Figure 4-164. Structures of Kevlar® and Nomex®.
A brief remark is due concerning the terminology used for the C(O)-NH bond. This bond is sometimes called a peptide bond and sometimes an amide bond. Both names are correct. For a biochemist dealing with proteins, the C(O)-NH bond is a peptide bond. Polymer chemists call this bond an amide bond. Polymers based on the amide bond are called polyamides
. Both types of nylon, Kevlar®, and Nomex® are polyamides. 4.9.6. Exercises.
1. Draw chemical structures of (a) pentylamine; (b) dimethylbutylamine; (c) methylethylammonium chloride; (d) aniline; (e) phenylammonium bromide; (f) 3-aminopentanoic acid; (g) 2-methyl-3-aminobutanoic acid.
2. Are ethylamine, diethylamine, and triethylamine stronger bases than ammonia? Answer
3. Place ammonia, trimethylamine, dimethylamine, methylamine, and aniline in the order of decreasing basicity.

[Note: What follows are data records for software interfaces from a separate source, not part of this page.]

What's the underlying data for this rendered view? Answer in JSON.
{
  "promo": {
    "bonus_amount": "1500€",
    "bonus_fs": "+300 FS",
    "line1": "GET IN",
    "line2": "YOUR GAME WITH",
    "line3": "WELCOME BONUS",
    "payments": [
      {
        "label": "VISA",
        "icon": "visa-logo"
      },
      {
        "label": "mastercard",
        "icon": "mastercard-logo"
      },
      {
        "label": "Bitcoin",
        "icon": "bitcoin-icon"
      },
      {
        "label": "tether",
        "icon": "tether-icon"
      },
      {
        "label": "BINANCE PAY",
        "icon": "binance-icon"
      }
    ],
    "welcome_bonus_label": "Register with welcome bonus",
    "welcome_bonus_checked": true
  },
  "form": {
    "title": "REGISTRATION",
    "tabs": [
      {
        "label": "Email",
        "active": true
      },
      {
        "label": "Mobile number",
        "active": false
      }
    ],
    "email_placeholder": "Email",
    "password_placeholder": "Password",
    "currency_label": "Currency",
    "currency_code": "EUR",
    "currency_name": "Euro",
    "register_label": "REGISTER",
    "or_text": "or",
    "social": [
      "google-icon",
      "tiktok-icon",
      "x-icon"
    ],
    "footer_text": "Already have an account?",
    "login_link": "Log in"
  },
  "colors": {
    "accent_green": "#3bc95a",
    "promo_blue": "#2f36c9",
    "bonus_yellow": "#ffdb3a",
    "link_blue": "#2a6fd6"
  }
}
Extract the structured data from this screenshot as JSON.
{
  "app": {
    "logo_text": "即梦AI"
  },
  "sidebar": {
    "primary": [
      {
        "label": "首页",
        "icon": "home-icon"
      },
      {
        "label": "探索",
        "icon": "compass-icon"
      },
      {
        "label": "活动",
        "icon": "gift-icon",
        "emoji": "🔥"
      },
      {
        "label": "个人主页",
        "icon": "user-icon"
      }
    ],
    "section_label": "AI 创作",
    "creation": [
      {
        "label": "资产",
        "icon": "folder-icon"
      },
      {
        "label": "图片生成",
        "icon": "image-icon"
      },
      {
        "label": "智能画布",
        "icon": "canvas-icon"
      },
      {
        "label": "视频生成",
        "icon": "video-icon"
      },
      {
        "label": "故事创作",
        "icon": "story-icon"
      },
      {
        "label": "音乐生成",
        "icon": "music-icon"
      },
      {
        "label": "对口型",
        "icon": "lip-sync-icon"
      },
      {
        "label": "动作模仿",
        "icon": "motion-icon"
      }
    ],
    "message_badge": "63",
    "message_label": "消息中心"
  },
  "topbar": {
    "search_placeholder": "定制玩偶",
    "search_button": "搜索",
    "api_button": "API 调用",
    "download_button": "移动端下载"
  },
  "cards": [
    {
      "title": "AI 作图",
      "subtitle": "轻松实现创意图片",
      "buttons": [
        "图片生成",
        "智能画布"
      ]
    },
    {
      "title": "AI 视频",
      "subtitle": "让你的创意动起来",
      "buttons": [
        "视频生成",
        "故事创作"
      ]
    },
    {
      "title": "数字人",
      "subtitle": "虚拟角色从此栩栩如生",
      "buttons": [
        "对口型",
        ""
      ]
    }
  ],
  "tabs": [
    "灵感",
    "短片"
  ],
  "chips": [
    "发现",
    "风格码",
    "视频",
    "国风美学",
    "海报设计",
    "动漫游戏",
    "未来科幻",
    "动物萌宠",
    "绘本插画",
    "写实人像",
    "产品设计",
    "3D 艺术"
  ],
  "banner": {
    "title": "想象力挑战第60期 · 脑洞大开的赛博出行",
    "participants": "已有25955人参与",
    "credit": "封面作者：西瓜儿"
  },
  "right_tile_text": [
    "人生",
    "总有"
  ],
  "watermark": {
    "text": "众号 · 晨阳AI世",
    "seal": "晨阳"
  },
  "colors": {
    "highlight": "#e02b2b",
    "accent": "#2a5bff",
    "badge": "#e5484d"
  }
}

Answer
4. Write a balanced chemical equation for the full combustion of propylamine. Answer
5. You have benzene, nitric acid, sulfuric acid, and sodium sulfide. How can aniline be made using these chemicals? Answer
6. Which of the following compounds are chiral? (a) dichlorobromomethane; (b) 3-aminobutanoic acid; (c) 4-aminobutanoic acid; (d) bromochlorofluoroiodomethane; (e) bromochlorofluoromethane; (f) isopropanol; (g) acetone; (h) 3-methylhexane; (i) 3-methyl-1-pentene. Hint
7. For each chiral compound identified in Exercise 6 above, sketch 3-dimensional structures of both enantiomers using wedge and dash notation to illustrate that one is a mirror image of the other.
8. Draw a chemical scheme for the formation of the alanine inner salt (zwitterion) from alanine. Hint
9. Write chemical equations for reactions of alanine with (a) HBr and (b) KOH. Hint
10. Draw chemical formulas for nylon 6.6 and nylon 6 and schemes for their formation from the corresponding monomers. [Answer: Figures 4-161 and 4-162]
11. Explain why catalytic rather than stoichiometric amounts of water are used to make nylon 6 from caprolactam. Answer
12. Review the structures of Kevlar® and Nomex® (Figure 4-164) and figure out what monomers are used to make both polyamides. Draw the structures of, and provide chemical names for, the monomers.